TRY IT
In the data below, find every line with the string "Загрузить" and pull it out.

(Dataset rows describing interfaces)

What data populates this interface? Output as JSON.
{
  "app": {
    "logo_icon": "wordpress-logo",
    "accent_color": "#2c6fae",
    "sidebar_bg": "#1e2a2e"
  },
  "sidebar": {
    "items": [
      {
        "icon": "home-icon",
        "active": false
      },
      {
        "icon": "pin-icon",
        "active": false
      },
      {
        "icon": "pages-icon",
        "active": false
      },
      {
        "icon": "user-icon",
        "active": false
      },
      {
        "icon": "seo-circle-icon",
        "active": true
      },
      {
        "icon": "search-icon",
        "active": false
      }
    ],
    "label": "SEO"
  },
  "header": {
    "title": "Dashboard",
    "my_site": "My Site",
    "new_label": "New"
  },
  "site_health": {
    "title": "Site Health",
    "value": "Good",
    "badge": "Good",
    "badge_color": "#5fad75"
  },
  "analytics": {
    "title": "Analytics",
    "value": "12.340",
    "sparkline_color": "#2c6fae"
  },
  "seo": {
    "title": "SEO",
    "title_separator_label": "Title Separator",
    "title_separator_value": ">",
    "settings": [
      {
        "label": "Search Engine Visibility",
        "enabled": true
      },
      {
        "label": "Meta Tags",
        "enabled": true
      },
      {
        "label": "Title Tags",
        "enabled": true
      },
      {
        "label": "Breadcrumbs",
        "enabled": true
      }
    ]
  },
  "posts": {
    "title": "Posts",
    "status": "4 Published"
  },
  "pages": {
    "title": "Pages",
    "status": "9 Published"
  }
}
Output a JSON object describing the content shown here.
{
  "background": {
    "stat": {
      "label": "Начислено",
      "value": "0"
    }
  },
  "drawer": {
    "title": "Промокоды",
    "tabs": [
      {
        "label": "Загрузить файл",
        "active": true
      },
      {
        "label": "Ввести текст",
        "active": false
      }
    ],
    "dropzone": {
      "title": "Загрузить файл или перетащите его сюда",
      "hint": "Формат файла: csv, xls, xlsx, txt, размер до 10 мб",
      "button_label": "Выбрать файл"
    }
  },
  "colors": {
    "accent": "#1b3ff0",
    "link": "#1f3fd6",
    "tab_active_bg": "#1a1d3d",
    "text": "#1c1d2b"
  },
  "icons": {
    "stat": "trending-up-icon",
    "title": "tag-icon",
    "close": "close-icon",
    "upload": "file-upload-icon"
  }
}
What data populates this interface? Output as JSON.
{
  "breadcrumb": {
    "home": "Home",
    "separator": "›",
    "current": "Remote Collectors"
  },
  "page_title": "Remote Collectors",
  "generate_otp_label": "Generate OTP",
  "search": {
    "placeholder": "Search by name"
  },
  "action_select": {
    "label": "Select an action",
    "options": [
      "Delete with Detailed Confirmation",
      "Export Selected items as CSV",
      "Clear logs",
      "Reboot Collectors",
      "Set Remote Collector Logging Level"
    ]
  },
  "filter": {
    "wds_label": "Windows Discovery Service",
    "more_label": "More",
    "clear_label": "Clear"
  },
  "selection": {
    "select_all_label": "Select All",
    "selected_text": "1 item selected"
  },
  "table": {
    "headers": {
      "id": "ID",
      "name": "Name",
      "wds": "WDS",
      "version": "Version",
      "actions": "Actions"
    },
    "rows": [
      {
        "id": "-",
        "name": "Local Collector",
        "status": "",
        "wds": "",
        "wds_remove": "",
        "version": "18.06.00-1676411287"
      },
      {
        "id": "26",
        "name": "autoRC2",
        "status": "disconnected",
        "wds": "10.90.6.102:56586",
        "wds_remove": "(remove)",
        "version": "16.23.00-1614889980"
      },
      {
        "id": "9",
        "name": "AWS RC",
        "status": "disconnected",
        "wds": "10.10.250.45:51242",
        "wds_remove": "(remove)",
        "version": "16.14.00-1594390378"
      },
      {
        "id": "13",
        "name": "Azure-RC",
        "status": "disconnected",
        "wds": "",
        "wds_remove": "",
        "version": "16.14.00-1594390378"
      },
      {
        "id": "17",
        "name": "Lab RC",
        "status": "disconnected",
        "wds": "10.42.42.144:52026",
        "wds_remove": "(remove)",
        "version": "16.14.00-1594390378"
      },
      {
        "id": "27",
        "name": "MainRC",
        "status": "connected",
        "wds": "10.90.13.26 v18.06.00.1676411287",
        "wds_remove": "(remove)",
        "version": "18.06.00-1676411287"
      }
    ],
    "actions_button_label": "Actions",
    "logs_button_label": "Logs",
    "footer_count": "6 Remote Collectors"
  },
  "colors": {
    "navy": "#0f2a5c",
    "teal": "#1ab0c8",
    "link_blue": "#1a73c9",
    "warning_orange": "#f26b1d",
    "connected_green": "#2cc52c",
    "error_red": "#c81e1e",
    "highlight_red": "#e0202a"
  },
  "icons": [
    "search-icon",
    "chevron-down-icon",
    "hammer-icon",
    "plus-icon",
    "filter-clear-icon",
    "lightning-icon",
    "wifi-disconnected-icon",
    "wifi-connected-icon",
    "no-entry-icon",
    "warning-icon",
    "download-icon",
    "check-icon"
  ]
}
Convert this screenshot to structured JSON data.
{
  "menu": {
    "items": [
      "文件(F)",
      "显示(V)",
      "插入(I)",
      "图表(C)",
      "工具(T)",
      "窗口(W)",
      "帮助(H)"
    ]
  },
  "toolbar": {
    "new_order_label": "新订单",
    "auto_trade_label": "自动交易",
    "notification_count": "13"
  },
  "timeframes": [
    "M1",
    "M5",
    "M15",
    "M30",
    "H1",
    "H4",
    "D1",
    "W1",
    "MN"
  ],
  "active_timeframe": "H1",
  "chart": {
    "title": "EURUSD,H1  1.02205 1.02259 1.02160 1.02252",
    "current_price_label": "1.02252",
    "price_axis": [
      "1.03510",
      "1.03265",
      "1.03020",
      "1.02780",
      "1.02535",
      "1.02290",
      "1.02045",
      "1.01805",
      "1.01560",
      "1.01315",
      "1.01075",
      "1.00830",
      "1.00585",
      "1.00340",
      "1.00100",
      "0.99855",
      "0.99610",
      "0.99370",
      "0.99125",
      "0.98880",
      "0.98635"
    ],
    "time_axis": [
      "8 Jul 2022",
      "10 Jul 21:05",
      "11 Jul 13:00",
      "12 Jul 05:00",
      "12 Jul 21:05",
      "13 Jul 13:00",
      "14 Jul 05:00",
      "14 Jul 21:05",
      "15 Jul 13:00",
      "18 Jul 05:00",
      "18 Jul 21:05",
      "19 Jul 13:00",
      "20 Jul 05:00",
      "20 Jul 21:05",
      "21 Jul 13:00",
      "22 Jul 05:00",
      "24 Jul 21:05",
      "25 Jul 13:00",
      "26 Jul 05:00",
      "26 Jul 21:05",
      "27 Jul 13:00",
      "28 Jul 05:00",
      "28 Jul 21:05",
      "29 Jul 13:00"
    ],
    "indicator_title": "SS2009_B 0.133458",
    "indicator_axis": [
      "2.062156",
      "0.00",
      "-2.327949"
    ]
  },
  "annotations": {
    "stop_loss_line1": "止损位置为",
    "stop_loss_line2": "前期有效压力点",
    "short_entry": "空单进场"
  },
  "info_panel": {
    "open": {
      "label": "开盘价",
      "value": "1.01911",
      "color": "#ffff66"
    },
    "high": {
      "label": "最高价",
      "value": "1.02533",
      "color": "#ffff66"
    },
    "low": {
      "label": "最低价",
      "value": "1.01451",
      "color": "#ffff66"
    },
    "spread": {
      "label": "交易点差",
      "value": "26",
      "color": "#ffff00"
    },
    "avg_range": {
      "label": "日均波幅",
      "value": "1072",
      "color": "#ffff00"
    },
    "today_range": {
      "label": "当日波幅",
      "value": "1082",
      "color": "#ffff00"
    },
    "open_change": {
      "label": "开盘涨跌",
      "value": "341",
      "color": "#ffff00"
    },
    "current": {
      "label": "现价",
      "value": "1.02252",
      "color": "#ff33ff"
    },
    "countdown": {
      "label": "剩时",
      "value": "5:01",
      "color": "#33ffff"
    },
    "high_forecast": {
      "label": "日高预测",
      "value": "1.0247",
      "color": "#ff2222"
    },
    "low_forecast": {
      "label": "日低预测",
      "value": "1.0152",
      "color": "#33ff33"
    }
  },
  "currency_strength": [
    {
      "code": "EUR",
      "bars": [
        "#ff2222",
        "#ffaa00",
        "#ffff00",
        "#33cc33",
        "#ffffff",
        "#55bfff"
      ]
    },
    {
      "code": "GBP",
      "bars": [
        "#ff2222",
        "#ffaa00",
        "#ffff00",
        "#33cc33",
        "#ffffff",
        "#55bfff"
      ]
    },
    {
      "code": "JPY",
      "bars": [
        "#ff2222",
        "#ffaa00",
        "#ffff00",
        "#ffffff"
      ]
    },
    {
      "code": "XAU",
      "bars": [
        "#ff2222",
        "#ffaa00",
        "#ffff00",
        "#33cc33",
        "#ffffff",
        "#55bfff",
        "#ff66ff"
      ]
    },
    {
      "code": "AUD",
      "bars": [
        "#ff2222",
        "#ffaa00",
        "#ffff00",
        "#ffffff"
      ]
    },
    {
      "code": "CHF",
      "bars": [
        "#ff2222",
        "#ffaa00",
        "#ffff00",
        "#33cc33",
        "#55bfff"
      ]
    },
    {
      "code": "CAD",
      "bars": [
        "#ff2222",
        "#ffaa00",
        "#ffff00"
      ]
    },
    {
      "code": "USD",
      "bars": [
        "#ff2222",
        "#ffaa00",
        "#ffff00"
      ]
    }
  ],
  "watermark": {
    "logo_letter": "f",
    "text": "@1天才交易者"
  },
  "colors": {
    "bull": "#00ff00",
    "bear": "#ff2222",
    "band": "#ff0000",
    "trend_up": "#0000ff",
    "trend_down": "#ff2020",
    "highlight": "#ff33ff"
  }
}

EXERCISE RESULT
        "label": "Загрузить файл",
      "title": "Загрузить файл или перетащите его сюда",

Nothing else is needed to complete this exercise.